▸ What to do: The answer is all of the data, repeated exactly.

▸ Dataset excerpts:
'''

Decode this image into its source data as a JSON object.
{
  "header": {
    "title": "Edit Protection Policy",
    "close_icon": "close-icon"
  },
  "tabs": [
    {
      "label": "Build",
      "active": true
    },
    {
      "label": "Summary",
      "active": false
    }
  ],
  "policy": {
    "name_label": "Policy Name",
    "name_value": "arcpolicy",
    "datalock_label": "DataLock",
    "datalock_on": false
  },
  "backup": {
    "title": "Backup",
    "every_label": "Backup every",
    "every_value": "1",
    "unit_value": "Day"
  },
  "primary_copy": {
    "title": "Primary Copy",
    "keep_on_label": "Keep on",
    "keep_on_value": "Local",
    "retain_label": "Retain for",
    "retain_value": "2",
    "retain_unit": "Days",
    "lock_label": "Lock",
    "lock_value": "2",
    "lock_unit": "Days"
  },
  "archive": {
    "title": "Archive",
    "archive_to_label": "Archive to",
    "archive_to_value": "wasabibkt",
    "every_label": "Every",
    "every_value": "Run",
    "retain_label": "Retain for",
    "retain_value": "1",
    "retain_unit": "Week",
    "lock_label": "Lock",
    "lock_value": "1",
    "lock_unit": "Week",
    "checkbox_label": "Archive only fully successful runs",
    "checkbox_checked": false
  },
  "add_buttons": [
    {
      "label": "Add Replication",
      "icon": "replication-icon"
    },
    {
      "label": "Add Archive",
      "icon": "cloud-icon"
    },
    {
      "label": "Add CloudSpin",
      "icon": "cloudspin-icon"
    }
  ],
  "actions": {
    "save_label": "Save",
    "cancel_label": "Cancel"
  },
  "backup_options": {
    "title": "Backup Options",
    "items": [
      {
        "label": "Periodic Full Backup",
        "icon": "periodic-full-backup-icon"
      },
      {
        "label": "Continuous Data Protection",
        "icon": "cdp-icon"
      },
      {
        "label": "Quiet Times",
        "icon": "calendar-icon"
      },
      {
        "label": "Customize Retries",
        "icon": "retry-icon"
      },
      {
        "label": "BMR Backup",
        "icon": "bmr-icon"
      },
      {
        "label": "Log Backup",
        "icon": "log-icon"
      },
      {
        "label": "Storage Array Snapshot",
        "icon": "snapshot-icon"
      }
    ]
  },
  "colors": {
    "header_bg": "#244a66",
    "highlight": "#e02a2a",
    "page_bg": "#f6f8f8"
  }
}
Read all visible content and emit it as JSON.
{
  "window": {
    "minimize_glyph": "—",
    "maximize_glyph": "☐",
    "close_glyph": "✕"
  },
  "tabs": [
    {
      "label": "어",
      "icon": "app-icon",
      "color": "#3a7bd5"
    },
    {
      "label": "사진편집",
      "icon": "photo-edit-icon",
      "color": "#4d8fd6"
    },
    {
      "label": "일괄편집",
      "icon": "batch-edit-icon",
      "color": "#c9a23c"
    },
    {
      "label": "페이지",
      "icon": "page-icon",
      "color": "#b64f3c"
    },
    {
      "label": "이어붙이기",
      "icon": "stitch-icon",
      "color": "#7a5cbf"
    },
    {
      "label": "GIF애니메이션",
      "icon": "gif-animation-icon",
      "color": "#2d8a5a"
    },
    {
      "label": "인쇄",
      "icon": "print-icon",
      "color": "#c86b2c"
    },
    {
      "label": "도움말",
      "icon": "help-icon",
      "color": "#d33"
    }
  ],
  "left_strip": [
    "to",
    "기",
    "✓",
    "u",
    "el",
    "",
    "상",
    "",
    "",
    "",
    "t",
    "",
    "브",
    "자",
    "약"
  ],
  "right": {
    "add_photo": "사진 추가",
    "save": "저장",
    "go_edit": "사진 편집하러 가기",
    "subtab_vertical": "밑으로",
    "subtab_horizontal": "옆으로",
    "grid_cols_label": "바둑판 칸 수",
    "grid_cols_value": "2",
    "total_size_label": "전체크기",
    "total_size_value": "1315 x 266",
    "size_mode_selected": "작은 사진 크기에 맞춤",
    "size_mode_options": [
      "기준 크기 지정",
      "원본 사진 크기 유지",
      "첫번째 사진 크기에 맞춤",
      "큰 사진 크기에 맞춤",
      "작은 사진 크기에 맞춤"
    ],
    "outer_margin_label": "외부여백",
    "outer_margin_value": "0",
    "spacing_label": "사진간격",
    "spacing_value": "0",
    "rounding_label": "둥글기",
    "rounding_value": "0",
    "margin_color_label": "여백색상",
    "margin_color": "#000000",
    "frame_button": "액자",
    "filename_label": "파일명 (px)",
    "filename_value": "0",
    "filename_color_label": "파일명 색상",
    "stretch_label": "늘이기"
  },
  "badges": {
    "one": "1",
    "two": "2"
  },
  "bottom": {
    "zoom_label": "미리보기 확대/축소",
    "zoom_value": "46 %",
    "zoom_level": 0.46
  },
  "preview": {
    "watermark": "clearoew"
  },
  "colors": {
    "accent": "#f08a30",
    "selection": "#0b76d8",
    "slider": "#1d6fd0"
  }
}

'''

▸ Solution for this exercise:
Decode this image into its source data as a JSON object.
{
  "header": {
    "title": "Edit Protection Policy",
    "close_icon": "close-icon"
  },
  "tabs": [
    {
      "label": "Build",
      "active": true
    },
    {
      "label": "Summary",
      "active": false
    }
  ],
  "policy": {
    "name_label": "Policy Name",
    "name_value": "arcpolicy",
    "datalock_label": "DataLock",
    "datalock_on": false
  },
  "backup": {
    "title": "Backup",
    "every_label": "Backup every",
    "every_value": "1",
    "unit_value": "Day"
  },
  "primary_copy": {
    "title": "Primary Copy",
    "keep_on_label": "Keep on",
    "keep_on_value": "Local",
    "retain_label": "Retain for",
    "retain_value": "2",
    "retain_unit": "Days",
    "lock_label": "Lock",
    "lock_value": "2",
    "lock_unit": "Days"
  },
  "archive": {
    "title": "Archive",
    "archive_to_label": "Archive to",
    "archive_to_value": "wasabibkt",
    "every_label": "Every",
    "every_value": "Run",
    "retain_label": "Retain for",
    "retain_value": "1",
    "retain_unit": "Week",
    "lock_label": "Lock",
    "lock_value": "1",
    "lock_unit": "Week",
    "checkbox_label": "Archive only fully successful runs",
    "checkbox_checked": false
  },
  "add_buttons": [
    {
      "label": "Add Replication",
      "icon": "replication-icon"
    },
    {
      "label": "Add Archive",
      "icon": "cloud-icon"
    },
    {
      "label": "Add CloudSpin",
      "icon": "cloudspin-icon"
    }
  ],
  "actions": {
    "save_label": "Save",
    "cancel_label": "Cancel"
  },
  "backup_options": {
    "title": "Backup Options",
    "items": [
      {
        "label": "Periodic Full Backup",
        "icon": "periodic-full-backup-icon"
      },
      {
        "label": "Continuous Data Protection",
        "icon": "cdp-icon"
      },
      {
        "label": "Quiet Times",
        "icon": "calendar-icon"
      },
      {
        "label": "Customize Retries",
        "icon": "retry-icon"
      },
      {
        "label": "BMR Backup",
        "icon": "bmr-icon"
      },
      {
        "label": "Log Backup",
        "icon": "log-icon"
      },
      {
        "label": "Storage Array Snapshot",
        "icon": "snapshot-icon"
      }
    ]
  },
  "colors": {
    "header_bg": "#244a66",
    "highlight": "#e02a2a",
    "page_bg": "#f6f8f8"
  }
}
Read all visible content and emit it as JSON.
{
  "window": {
    "minimize_glyph": "—",
    "maximize_glyph": "☐",
    "close_glyph": "✕"
  },
  "tabs": [
    {
      "label": "어",
      "icon": "app-icon",
      "color": "#3a7bd5"
    },
    {
      "label": "사진편집",
      "icon": "photo-edit-icon",
      "color": "#4d8fd6"
    },
    {
      "label": "일괄편집",
      "icon": "batch-edit-icon",
      "color": "#c9a23c"
    },
    {
      "label": "페이지",
      "icon": "page-icon",
      "color": "#b64f3c"
    },
    {
      "label": "이어붙이기",
      "icon": "stitch-icon",
      "color": "#7a5cbf"
    },
    {
      "label": "GIF애니메이션",
      "icon": "gif-animation-icon",
      "color": "#2d8a5a"
    },
    {
      "label": "인쇄",
      "icon": "print-icon",
      "color": "#c86b2c"
    },
    {
      "label": "도움말",
      "icon": "help-icon",
      "color": "#d33"
    }
  ],
  "left_strip": [
    "to",
    "기",
    "✓",
    "u",
    "el",
    "",
    "상",
    "",
    "",
    "",
    "t",
    "",
    "브",
    "자",
    "약"
  ],
  "right": {
    "add_photo": "사진 추가",
    "save": "저장",
    "go_edit": "사진 편집하러 가기",
    "subtab_vertical": "밑으로",
    "subtab_horizontal": "옆으로",
    "grid_cols_label": "바둑판 칸 수",
    "grid_cols_value": "2",
    "total_size_label": "전체크기",
    "total_size_value": "1315 x 266",
    "size_mode_selected": "작은 사진 크기에 맞춤",
    "size_mode_options": [
      "기준 크기 지정",
      "원본 사진 크기 유지",
      "첫번째 사진 크기에 맞춤",
      "큰 사진 크기에 맞춤",
      "작은 사진 크기에 맞춤"
    ],
    "outer_margin_label": "외부여백",
    "outer_margin_value": "0",
    "spacing_label": "사진간격",
    "spacing_value": "0",
    "rounding_label": "둥글기",
    "rounding_value": "0",
    "margin_color_label": "여백색상",
    "margin_color": "#000000",
    "frame_button": "액자",
    "filename_label": "파일명 (px)",
    "filename_value": "0",
    "filename_color_label": "파일명 색상",
    "stretch_label": "늘이기"
  },
  "badges": {
    "one": "1",
    "two": "2"
  },
  "bottom": {
    "zoom_label": "미리보기 확대/축소",
    "zoom_value": "46 %",
    "zoom_level": 0.46
  },
  "preview": {
    "watermark": "clearoew"
  },
  "colors": {
    "accent": "#f08a30",
    "selection": "#0b76d8",
    "slider": "#1d6fd0"
  }
}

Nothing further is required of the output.